-- Opening Marker --

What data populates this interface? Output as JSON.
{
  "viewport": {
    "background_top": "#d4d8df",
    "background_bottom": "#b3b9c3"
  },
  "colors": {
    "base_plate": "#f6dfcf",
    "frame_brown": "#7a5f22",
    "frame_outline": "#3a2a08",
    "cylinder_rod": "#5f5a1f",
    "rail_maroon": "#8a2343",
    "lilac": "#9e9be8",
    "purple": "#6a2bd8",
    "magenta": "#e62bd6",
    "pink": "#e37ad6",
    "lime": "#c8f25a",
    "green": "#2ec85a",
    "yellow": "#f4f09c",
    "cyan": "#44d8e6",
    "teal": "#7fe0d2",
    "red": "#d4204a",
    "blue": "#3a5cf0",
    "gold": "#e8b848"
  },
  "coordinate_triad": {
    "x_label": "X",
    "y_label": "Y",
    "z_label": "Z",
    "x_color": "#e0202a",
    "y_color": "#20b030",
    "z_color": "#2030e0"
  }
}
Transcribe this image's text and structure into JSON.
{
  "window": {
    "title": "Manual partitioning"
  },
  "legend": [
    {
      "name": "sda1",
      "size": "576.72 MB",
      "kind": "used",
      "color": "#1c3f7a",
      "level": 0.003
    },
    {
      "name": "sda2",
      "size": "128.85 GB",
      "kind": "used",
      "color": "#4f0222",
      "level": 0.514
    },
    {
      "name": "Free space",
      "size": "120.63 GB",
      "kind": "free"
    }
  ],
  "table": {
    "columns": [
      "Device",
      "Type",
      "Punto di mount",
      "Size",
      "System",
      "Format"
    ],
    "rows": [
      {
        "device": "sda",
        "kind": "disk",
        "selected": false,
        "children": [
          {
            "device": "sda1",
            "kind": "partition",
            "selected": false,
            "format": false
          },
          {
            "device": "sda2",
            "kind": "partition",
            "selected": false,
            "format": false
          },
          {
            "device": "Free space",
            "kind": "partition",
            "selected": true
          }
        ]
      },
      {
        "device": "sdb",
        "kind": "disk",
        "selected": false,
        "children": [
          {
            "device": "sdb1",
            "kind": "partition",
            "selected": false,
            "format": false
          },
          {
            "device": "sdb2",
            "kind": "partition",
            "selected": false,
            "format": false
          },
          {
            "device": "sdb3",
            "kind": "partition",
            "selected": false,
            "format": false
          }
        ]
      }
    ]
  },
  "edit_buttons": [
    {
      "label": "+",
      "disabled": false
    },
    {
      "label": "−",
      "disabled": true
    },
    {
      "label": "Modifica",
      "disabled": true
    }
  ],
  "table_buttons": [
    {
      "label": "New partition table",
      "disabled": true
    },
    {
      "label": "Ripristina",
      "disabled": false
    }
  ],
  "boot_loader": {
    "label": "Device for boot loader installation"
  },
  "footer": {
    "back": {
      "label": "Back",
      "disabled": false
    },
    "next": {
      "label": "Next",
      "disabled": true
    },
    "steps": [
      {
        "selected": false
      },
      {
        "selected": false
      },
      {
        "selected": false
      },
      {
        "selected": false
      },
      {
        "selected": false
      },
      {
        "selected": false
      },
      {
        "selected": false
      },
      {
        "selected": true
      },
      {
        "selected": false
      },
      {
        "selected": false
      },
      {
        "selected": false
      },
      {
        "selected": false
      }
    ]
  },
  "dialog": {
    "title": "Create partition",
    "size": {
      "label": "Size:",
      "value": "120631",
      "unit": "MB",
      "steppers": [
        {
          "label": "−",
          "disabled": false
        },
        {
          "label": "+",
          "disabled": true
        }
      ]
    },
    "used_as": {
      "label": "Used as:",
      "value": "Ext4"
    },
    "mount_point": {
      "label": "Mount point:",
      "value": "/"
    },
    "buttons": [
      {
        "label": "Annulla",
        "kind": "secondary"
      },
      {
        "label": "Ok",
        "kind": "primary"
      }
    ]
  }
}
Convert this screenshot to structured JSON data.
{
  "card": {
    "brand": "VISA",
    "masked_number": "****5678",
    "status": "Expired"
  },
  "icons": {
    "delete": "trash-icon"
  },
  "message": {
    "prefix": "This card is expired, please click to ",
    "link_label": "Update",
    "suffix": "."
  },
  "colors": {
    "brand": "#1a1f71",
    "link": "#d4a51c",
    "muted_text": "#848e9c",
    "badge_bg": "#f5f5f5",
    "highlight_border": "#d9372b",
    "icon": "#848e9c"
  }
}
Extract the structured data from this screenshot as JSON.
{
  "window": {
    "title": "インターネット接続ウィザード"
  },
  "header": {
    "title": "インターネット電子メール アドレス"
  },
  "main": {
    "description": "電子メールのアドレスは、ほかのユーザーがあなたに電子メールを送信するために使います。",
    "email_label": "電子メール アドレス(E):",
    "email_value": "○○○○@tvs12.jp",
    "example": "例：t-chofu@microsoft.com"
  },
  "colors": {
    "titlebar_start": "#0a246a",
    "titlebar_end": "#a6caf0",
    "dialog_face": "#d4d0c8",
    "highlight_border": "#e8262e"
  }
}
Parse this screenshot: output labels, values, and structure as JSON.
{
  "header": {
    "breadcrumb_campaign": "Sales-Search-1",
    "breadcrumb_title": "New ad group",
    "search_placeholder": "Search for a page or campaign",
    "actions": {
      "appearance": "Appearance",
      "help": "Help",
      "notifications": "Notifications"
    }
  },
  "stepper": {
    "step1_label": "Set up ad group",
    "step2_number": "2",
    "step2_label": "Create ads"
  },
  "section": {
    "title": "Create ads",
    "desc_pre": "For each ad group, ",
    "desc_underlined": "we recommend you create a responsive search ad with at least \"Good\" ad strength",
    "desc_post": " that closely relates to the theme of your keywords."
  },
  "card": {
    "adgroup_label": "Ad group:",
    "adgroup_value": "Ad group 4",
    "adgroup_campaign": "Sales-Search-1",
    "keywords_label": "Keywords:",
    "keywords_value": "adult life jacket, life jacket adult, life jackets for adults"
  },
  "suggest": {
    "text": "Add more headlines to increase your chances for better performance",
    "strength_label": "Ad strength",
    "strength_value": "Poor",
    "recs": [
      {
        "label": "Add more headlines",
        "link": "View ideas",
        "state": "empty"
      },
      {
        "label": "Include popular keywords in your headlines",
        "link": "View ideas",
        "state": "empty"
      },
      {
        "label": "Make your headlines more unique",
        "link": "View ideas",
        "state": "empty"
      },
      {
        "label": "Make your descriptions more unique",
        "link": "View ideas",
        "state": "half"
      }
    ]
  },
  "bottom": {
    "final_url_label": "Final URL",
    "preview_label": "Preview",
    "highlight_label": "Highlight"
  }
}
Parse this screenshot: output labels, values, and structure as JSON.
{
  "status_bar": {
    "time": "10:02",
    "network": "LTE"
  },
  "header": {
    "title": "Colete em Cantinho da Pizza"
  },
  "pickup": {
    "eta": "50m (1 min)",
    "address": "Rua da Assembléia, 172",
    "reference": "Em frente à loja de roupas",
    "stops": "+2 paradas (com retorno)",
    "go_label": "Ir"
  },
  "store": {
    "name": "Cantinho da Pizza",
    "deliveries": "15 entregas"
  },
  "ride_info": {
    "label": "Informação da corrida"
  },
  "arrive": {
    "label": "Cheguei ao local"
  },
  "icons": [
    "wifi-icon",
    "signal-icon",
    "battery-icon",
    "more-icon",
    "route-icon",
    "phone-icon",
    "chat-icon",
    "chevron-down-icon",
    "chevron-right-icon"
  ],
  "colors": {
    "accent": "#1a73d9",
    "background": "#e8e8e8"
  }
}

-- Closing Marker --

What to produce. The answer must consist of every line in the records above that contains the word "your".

Completed exercise.
    "desc_post": " that closely relates to the theme of your keywords."
    "text": "Add more headlines to increase your chances for better performance",
        "label": "Include popular keywords in your headlines",
        "label": "Make your headlines more unique",
        "label": "Make your descriptions more unique",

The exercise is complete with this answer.